Galloway Introduces Bill to Stop Wage Theft
State Reps John Galloway,( D-Bucks) along with, Joanna McClinton, D-Phila./Delaware, and Pat Harkins, D-Erie, announced last week their introduction of H.B. 2810 to stop wage theft in Pennsylvania.
The bill is based on recommendations from a 2022 report from the Joint Task Force on Misclassification of Employees, which was created under a bill authored in 2020.
Galloway earlier this year, made recommendations to the task force earlier this year.
Misclassification of employees occurs when a business wrongfully classifies a worker as an independent contractor even though the nature, type and oversight of their work determines they should be considered an employee under the law, he said.
The report found that by misclassifying employees as “contractors” the workers are deprived of wages, workplace health and safety, and unemployment protections. It amounts to tax fraud and costs the commonwealth millions of dollars in lost revenue annually. Misclassification can impact industries from home health care to construction to online businesses, like Uber and Lyft drivers.

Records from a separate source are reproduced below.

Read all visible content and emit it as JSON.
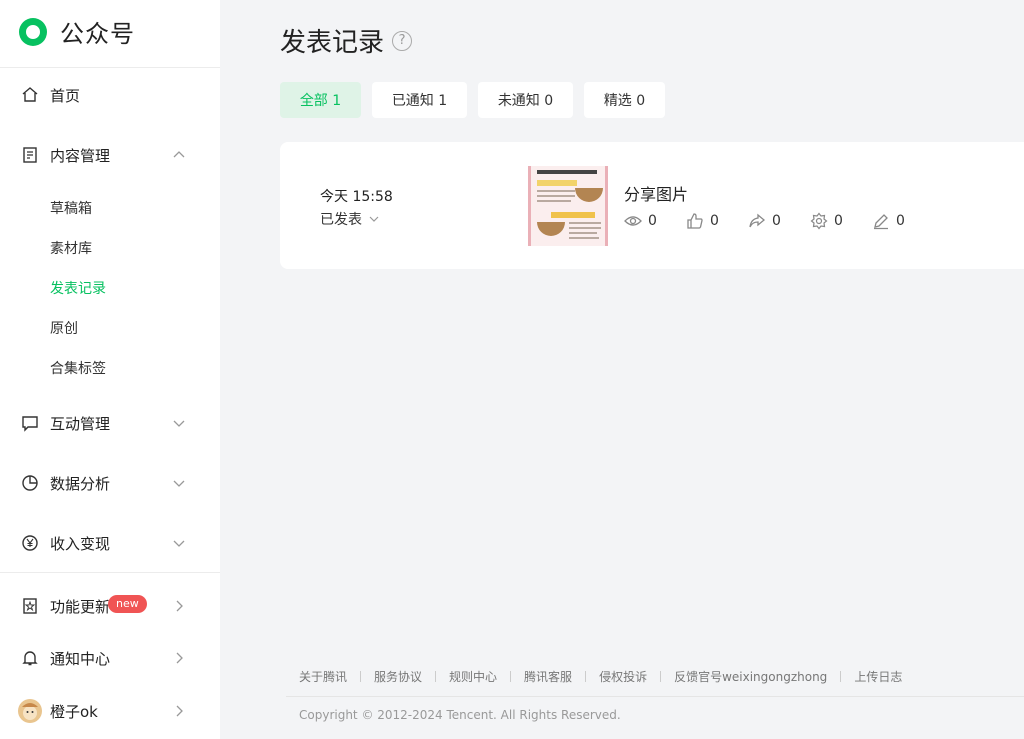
{
  "app": {
    "name": "公众号",
    "brand_color": "#07c160"
  },
  "sidebar": {
    "home": {
      "label": "首页",
      "icon": "home-icon"
    },
    "content": {
      "label": "内容管理",
      "icon": "document-icon",
      "children": [
        "草稿箱",
        "素材库",
        "发表记录",
        "原创",
        "合集标签"
      ],
      "active_child": "发表记录"
    },
    "interaction": {
      "label": "互动管理",
      "icon": "message-icon"
    },
    "analytics": {
      "label": "数据分析",
      "icon": "pie-chart-icon"
    },
    "revenue": {
      "label": "收入变现",
      "icon": "yen-icon"
    },
    "updates": {
      "label": "功能更新",
      "icon": "book-star-icon",
      "badge": "new"
    },
    "notifications": {
      "label": "通知中心",
      "icon": "bell-icon"
    },
    "account": {
      "label": "橙子ok",
      "icon": "avatar"
    }
  },
  "main": {
    "title": "发表记录",
    "help": "?",
    "filters": [
      {
        "label": "全部 1",
        "active": true
      },
      {
        "label": "已通知 1",
        "active": false
      },
      {
        "label": "未通知 0",
        "active": false
      },
      {
        "label": "精选 0",
        "active": false
      }
    ],
    "record": {
      "time": "今天 15:58",
      "status": "已发表",
      "title": "分享图片",
      "stats": {
        "views": "0",
        "likes": "0",
        "shares": "0",
        "recommends": "0",
        "comments": "0"
      }
    }
  },
  "footer": {
    "links": [
      "关于腾讯",
      "服务协议",
      "规则中心",
      "腾讯客服",
      "侵权投诉",
      "反馈官号weixingongzhong",
      "上传日志"
    ],
    "copyright": "Copyright © 2012-2024 Tencent. All Rights Reserved."
  }
}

“For years, I’ve been fighting to end corporate price gouging on workers in the commonwealth,” Galloway said. “Too many companies are cooking the books and using dirty tricks to take money out of the hands of workers and put it into stock buybacks, shareholder dividends, and corporate executive perks instead of putting the money back into the communities. When HB 2810 is passed, Pennsylvania’s workers will have the wages and the workplace protections they rightfully deserve, and our working families and communities will be safer and stronger for it.”
According to the state Department of Revenue, in 2019 worker misclassification cost Pennsylvania taxpayers between $6.4 million and $124.5 million in lost revenue. In 2020 and 2021, nearly 50,000 employers misclassified nearly 400,000 workers in Pennsylvania.

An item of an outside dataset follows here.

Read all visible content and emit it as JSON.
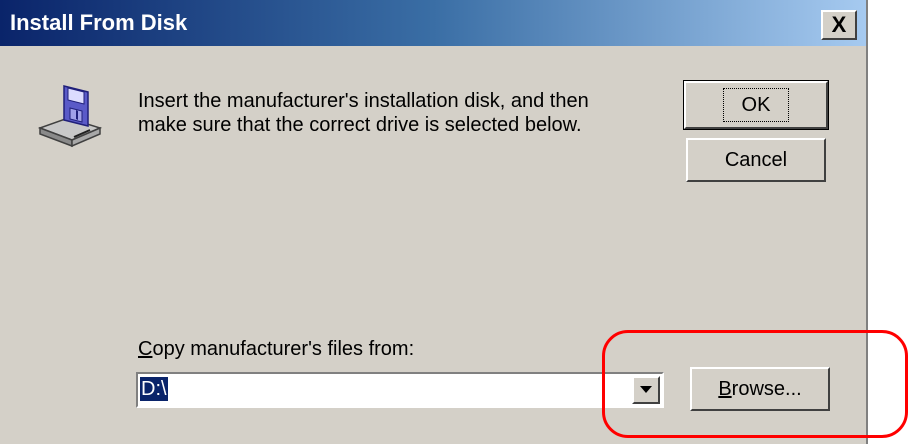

“Employee misclassification is stealing from workers. It is stealing their fair wages, workplace health, safety and unemployment protections, and benefits under Pennsylvania law,” McClinton said. “Workers in the gig economy—everyone from DoorDash drivers to IT workers, construction workers and home healthcare providers—are being shortchanged of their benefits and salaries creating a financially vulnerable workforce. Additionally, misclassification has deprived the commonwealth of funding that could have gone to supporting schools, repairing bridges or providing more tax relief for our seniors.”
“Whether a company is misclassifying 1 worker or 100, they are cheating the worker and the system,” Harkins added. “Wage theft hurts law abiding companies that are playing by the rules and so are losing out on contracts to companies hiring less qualified workers for less pay. This bill will begin to level the playing field for all businesses and, in turn, build a better Pennsylvania with better jobs, better roads, better bridges and better infrastructure for everyone.”
The bill would:
- Cover all workers to protect them from wage theft.
- Take away the licenses of businesses who steal wages and cheat the system.
- Give the Department of Labor and Industry more resources to chase down the cheaters.
- Make cheaters face heavy fines – the companies who made an honest mistake will get a chance to make things right, but the ones who knowingly steal from workers will get hit the hardest.
- Align with the effort to end corporate price gouging and give the attorney general more power to investigate and charge companies taking advantage of the system.
“We will continue to stand and partner with Pennsylvania’s workers to ensure a fair day’s work earns a fair day’s pay and the protections that should accompany it,” Galloway said.
“Criminals use employee misclassification to get rich in Pennsylvania at the expense of the financially vulnerable and the law abiding,” Galloway said. “I hope the legislature will adopt the proposals to end this unfair and unethical practice, which is currently bleeding the state dry so that we can build a better Pennsylvania with better jobs, better roads, better bridges and better infrastructure for everyone,” he said earlier this year when the report was released.
The measure was referred to the House Committee on Labor and Industry for consideration.